(Component data from apps and pages)
○ ○ ○ ○ ○

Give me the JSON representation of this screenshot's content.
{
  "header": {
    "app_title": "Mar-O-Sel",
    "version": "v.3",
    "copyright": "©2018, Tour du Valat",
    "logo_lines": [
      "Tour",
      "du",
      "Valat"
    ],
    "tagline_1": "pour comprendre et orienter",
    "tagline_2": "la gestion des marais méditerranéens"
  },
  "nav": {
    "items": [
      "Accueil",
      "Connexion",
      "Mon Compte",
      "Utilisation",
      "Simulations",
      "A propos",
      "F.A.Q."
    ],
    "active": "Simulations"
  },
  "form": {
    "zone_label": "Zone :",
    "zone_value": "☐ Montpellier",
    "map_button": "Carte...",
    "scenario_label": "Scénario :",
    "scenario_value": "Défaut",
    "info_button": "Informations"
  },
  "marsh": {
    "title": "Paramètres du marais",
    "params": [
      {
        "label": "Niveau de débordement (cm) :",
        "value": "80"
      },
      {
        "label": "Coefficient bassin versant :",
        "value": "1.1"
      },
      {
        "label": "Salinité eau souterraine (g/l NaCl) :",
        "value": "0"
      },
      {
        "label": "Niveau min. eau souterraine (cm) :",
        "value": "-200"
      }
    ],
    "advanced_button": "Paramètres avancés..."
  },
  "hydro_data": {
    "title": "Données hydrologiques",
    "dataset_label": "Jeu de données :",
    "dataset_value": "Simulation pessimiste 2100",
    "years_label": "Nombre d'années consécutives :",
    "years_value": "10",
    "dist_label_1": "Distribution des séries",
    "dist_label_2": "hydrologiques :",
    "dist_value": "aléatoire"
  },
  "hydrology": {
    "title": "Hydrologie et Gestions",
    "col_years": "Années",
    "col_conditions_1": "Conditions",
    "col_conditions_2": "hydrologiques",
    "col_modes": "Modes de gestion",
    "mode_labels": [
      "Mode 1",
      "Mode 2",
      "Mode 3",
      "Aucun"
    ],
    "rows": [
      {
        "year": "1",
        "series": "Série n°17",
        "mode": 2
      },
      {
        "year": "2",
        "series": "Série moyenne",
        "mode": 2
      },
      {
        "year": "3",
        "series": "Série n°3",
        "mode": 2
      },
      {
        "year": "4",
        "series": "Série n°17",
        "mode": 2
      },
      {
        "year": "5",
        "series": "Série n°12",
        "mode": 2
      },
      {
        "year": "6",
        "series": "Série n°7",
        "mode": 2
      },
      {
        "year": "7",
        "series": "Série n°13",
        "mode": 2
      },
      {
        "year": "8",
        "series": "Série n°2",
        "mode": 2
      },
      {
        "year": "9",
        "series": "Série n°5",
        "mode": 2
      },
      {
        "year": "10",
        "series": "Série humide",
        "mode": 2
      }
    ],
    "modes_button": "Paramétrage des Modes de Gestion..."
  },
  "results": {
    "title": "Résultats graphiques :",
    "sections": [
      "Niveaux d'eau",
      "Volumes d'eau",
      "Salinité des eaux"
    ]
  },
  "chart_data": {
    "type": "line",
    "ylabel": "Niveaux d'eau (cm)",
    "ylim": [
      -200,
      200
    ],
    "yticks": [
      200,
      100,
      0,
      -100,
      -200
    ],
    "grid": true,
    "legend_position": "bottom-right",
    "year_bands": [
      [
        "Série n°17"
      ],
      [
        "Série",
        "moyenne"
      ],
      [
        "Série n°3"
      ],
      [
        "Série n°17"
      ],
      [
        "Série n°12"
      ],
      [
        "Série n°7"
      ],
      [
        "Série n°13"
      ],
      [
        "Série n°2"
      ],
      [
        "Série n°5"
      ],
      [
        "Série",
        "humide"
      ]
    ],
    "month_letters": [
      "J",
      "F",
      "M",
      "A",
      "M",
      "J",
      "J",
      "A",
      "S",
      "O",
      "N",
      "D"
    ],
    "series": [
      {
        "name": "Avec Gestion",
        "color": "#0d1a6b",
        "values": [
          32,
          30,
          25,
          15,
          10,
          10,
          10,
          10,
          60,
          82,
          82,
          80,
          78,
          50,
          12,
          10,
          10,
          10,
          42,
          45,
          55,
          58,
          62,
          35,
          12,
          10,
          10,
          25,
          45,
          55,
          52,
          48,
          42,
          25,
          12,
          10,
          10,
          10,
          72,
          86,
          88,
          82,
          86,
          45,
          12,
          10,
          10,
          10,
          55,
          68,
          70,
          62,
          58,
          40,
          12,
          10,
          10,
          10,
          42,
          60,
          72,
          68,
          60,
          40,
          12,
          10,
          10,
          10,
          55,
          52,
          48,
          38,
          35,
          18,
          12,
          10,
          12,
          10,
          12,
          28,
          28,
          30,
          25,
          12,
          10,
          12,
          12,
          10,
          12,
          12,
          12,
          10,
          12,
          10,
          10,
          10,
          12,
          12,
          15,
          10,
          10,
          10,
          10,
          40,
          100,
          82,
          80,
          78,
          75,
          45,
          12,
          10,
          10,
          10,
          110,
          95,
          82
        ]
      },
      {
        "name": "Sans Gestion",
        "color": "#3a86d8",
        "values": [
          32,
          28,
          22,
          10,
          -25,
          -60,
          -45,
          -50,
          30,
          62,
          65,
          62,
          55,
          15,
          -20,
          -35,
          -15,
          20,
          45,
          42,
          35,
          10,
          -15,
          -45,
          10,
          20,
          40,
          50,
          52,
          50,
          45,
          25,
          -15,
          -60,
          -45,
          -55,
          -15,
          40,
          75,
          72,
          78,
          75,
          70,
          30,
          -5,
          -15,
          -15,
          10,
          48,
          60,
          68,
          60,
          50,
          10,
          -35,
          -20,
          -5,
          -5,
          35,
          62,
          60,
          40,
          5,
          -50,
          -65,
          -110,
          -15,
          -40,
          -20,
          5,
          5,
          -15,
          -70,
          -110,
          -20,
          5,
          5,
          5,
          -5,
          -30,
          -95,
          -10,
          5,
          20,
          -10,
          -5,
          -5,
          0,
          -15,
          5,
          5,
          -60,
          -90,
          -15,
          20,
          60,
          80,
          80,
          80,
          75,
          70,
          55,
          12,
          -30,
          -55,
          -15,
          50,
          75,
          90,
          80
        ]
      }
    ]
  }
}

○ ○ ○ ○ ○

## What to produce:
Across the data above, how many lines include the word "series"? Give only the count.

## Problem solution:
11